Stored items:
|---|
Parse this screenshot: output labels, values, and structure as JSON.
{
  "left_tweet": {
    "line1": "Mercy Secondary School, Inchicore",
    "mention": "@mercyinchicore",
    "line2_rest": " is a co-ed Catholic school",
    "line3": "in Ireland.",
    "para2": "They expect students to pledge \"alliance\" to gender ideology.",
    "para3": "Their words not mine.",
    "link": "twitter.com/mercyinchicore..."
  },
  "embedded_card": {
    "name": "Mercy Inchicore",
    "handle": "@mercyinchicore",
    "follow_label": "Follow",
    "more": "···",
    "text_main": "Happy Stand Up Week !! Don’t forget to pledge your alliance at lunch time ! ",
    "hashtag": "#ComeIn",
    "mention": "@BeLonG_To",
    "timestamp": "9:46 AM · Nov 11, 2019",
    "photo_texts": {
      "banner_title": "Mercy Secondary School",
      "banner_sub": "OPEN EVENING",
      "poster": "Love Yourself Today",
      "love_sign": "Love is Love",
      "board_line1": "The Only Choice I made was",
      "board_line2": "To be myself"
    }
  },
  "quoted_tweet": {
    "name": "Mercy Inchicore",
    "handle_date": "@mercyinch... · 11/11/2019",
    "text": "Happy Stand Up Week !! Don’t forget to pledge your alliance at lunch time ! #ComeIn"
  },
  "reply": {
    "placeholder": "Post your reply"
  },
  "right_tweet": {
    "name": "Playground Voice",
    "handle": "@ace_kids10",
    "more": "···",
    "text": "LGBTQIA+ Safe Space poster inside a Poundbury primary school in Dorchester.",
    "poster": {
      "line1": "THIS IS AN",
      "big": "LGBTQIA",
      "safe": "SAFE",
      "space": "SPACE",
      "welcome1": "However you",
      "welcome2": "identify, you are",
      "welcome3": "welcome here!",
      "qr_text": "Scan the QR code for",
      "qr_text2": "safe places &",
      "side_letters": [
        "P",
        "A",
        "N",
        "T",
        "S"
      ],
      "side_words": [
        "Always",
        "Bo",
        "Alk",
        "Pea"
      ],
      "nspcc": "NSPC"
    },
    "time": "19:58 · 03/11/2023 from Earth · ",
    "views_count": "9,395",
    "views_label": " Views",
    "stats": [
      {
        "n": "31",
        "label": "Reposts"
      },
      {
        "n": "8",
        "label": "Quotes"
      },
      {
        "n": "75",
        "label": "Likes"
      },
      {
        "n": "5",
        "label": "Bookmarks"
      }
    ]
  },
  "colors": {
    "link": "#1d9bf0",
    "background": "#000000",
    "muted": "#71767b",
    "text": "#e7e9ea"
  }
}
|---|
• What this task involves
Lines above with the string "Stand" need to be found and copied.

• Answer for this exercise
    "text_main": "Happy Stand Up Week !! Don’t forget to pledge your alliance at lunch time ! ",
    "text": "Happy Stand Up Week !! Don’t forget to pledge your alliance at lunch time ! #ComeIn"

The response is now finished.